I think I’ve mentioned this before, but my good friend Jeff often asks me how I can stay sane during the Trump administration, and not get so damn angry over every terrible, horrible, no-good very bad thing the Orange Grifter and his merry band of fools do.
And I tell him that it’s usually the seemingly little things that get me the most pissed, like the destruction of climate change rules, piece by piece.
Or stuff like this. Maybe you heard about it, but likely not. From NPR, under the headline ” Pa. Workers Forced To Choose Between Watching Trump, No Pay Or Using Paid Time Off.”
“Workers at a petrochemical plant in western Pennsylvania were given a choice ahead of President Trump’s visit to the site on Tuesday: attend the president’s speech, stay home without pay or use up part of their paid time off …
Shell spokesman Curtis Smith said the company did not write the notice to workers. Broadbent said it was devised by a construction site contractor, which did not reply to a request for comment.
Missing a day of work could amount to $700 in pay, benefits and a per diem payment that out-of-town workers receive, a union leader told the Pittsburgh Post-Gazette.”
Just disgusting. You have a company telling its employees it either shows up to watch an egomaniac roar, or use up vacation time, or stay home and not get paid for the day.
Shit like this makes my blood boil. We are getting way too close for comfort to becoming an authoritarian kind of state, where the public is “compelled” to show up and support the Dear Leader.
And it makes me really mad.
**Next up, John Travolta has had a wide range of great roles in his career, and a wide range of terrible ones (“Perfect” with Jamie Lee Curtis, anyone?) He was on Jimmy Fallon the other night and he and the host played a “Travolt-off”, where they took turns impersonating Travolta’s movie roles.
I liked this a lot, though I really wish Vincent Vega had come up on the wheel; for my money that was the Scientologist’s best role.
**Finally, I’m a couple days late on this but I did not want to forget my annual tribute in this space to the late, great sportswriter Jim Murray, who died Aug. 16, 1998.
As I say every year here, Murray was the greatest, my absolute favorite writer ever. His typewriter dripped with brilliant prose, he had more great one-liners than anyone else (one favorite has always been “Elgin Baylor is as unstoppable as a woman’s tears.”)
He wrote for the Los Angeles Times for decades, despite having only one good eye. As always, I want to excerpt two of my favorite Murray columns here. First, a touching tribute to his first wife Gerry who had just died, in 1984. Here’s an excerpt:

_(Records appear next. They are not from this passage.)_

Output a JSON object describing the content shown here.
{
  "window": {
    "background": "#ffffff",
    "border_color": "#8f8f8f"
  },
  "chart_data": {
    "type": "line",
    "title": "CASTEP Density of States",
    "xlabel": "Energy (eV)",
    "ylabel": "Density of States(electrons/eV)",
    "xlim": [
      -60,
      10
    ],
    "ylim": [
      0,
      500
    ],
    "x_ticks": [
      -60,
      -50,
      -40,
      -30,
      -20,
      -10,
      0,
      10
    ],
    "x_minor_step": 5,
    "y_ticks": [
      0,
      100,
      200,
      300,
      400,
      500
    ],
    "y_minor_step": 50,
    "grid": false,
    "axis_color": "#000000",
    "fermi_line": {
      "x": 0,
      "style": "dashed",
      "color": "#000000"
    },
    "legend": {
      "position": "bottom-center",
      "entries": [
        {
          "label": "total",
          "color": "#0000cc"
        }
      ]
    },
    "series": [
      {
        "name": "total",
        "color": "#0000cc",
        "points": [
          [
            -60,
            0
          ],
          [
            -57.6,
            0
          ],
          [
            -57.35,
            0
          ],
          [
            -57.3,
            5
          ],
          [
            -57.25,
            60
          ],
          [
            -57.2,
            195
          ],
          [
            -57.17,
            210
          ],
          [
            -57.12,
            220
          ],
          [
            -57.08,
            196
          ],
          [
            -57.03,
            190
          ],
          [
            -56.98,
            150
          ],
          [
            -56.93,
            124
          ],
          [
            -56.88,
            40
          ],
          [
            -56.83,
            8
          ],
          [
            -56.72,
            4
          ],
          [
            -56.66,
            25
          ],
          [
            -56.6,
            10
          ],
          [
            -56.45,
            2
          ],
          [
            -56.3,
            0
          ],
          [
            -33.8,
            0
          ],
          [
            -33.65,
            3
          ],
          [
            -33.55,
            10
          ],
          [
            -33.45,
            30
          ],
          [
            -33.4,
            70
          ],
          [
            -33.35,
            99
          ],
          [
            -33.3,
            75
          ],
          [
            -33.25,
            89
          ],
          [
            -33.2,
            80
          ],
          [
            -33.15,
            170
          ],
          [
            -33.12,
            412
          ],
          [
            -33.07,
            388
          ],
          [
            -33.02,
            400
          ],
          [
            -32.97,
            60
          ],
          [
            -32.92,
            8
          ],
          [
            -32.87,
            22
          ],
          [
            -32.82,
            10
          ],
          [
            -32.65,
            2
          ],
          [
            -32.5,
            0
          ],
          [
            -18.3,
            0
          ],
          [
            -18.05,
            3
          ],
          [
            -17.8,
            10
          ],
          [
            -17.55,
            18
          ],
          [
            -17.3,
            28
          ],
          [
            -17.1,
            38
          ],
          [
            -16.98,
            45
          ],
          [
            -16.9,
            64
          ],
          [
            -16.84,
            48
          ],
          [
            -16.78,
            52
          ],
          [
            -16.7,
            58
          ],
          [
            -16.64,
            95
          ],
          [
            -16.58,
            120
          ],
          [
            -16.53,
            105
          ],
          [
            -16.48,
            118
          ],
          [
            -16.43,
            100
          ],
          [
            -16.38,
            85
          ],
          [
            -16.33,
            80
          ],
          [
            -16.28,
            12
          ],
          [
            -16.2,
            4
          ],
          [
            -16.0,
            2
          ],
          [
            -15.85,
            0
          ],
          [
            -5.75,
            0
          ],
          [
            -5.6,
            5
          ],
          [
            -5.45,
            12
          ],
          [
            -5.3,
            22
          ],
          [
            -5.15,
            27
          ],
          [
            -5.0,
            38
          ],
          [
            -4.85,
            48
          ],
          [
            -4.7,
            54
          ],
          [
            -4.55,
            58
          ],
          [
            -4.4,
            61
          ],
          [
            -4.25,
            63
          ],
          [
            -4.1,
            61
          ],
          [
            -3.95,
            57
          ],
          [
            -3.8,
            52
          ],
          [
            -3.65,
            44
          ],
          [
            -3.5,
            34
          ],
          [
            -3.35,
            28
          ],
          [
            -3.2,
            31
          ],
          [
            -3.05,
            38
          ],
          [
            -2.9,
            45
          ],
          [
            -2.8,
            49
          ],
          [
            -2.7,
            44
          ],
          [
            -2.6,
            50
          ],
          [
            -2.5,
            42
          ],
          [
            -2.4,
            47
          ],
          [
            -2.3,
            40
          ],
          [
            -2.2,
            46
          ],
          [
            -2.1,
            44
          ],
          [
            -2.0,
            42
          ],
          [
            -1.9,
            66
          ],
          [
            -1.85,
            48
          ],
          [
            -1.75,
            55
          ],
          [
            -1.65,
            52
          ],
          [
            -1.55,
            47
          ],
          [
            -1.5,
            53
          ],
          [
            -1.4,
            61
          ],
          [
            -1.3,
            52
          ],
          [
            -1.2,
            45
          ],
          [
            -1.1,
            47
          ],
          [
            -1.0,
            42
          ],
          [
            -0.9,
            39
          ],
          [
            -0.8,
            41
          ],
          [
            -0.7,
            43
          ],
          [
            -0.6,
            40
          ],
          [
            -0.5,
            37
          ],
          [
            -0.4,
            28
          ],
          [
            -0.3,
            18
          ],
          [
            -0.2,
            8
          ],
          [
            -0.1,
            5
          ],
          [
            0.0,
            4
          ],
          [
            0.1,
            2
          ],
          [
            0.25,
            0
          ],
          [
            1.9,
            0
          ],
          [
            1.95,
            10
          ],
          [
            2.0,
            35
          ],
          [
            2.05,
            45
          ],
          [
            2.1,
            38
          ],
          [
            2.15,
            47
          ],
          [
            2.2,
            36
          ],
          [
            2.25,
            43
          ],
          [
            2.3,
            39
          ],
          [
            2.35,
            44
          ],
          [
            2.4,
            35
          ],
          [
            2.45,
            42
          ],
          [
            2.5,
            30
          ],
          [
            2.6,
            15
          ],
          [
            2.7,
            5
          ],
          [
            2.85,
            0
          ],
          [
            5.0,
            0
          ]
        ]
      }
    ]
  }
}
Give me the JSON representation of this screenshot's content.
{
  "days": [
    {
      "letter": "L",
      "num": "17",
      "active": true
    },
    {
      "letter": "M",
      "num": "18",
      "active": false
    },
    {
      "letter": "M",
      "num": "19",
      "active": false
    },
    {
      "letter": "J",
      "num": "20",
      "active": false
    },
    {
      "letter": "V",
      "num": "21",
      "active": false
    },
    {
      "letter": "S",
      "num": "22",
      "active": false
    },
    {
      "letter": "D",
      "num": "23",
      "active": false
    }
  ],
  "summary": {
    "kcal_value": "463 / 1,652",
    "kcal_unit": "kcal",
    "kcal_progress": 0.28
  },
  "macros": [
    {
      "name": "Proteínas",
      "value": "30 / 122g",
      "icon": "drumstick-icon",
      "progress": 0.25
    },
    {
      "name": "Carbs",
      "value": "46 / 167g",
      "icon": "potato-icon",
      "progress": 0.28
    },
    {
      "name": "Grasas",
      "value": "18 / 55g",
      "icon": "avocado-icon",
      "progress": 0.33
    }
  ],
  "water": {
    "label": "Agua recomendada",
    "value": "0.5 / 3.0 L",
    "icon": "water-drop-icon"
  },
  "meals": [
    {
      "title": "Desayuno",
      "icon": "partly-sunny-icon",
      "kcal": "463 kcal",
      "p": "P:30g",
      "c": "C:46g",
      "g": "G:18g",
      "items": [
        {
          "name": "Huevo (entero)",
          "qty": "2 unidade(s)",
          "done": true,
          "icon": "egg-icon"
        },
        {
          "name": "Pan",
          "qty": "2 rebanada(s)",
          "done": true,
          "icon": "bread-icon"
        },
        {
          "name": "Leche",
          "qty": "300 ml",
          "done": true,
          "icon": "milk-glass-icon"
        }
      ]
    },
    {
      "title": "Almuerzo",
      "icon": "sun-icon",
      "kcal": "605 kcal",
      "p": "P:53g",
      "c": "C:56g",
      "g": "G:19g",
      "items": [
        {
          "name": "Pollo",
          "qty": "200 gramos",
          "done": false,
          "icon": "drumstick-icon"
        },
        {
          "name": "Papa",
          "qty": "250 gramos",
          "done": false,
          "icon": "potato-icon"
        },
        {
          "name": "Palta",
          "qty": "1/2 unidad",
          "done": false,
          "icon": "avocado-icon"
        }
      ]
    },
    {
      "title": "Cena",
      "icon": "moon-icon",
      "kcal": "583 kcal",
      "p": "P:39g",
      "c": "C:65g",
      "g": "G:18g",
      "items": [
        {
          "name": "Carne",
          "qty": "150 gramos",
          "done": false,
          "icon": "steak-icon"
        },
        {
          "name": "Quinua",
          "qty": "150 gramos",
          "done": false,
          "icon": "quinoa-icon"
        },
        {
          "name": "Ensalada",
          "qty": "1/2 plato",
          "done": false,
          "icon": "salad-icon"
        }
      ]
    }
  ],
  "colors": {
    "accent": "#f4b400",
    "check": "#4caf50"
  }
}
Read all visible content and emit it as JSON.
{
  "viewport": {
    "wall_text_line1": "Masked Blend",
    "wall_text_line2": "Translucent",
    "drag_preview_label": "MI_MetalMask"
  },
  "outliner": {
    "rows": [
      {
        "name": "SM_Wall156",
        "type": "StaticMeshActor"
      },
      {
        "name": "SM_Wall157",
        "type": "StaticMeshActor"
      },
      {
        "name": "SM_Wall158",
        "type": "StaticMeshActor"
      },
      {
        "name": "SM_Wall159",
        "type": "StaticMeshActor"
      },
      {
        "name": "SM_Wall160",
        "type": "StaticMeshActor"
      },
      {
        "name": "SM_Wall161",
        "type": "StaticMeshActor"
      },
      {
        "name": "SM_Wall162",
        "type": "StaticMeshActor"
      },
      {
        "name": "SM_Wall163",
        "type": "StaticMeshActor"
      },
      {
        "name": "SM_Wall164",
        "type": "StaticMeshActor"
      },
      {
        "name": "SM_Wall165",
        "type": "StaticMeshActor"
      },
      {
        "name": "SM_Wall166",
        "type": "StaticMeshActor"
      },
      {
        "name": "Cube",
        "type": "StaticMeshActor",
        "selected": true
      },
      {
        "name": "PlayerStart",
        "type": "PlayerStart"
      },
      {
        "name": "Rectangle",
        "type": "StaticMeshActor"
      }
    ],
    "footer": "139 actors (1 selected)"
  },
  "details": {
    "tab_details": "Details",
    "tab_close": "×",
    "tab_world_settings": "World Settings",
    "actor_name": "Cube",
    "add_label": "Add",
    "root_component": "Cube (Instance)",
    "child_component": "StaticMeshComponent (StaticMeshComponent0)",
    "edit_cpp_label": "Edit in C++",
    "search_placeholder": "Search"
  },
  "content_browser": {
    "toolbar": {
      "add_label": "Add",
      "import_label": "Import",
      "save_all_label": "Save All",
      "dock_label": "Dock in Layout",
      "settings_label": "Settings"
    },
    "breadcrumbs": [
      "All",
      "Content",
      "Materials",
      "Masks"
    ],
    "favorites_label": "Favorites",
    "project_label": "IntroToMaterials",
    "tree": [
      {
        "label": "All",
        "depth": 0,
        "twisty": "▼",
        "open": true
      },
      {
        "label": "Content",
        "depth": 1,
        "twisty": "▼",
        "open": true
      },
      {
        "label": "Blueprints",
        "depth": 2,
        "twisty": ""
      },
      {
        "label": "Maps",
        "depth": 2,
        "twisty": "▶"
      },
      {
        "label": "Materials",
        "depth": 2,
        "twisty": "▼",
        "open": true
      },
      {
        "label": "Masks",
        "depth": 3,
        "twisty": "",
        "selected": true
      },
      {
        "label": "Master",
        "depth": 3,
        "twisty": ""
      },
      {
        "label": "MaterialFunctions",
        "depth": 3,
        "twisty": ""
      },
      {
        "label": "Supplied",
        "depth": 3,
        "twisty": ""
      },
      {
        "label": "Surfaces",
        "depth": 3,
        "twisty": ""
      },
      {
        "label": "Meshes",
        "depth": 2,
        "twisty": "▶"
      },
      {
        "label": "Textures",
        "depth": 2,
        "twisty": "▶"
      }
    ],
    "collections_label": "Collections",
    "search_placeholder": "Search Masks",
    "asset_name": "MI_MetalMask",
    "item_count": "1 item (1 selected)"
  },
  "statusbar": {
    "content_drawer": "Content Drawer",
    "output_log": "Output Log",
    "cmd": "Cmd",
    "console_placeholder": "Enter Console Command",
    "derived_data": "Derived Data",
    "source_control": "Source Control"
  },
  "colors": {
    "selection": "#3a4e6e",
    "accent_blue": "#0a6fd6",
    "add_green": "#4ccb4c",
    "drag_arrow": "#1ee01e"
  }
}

She never grew old and now, she never will. She wouldn’t have anyway. She had four children, this rogue husband, a loving family and this great wisdom and great heart, but I always saw her as this little girl running across a field with a swimming suit on her arm, on a summer day on the way to the gravel pit for an afternoon of swimming and laughing. Life just bubbled out of Gerry. We cry for ourselves. Wherever she is today, they can’t believe their good luck.
I don’t mean to inflict my grief on you, but she deserves to be known by anyone who knows me. She has a right to this space more than any athlete who ever lived. I would not be here if it weren’t for her. I feel like half a person without Gerry. For once, I don’t exaggerate. No hyperbole. If there was a Hall of Fame for people, she would be No. 1. She was a champion at living.
And second, Murray’s elegy for his left eye, which finally gave out on him in 1979, rendering him mostly blind. The last four paragraphs are just perfect, but here’s another excerpt:
I lost an old friend the other day. He was blue-eyed, impish, he cried a lot with me, saw a great many things with me. I don’t know why he left me. Boredom, perhaps.
We read a lot of books together, we did a lot of crossword puzzles together, we saw films together. He had a pretty exciting life. He saw Babe Ruth hit a home run when we were both 12 years old. He saw Willie Mays steal second base, he saw Maury Wills steal his 104th base. He saw Rocky Marciano get up. I thought he led a pretty good life.
One night a long time ago he saw this pretty girl who laughed a lot, played the piano and he couldn’t look away from her. Later he looked on as I married this pretty lady.
He saw her through 34 years. He loved to see her laugh, he loved to see her happy … He recorded the happy moments, the miracle of children, the beauty of a Pacific sunset, snow-capped mountains, faces on Christmas morning. He allowed me to hit fly balls to young sons in uniforms two sizes too large, to see a pretty daughter march in halftime parades. He allowed me to see most of the major sports events of our time.
I suppose I should be grateful that he didn’t drift away when I was 12 or 15 or 29 but stuck around over 50 years until we had a vault of memories.
Man, he was the best.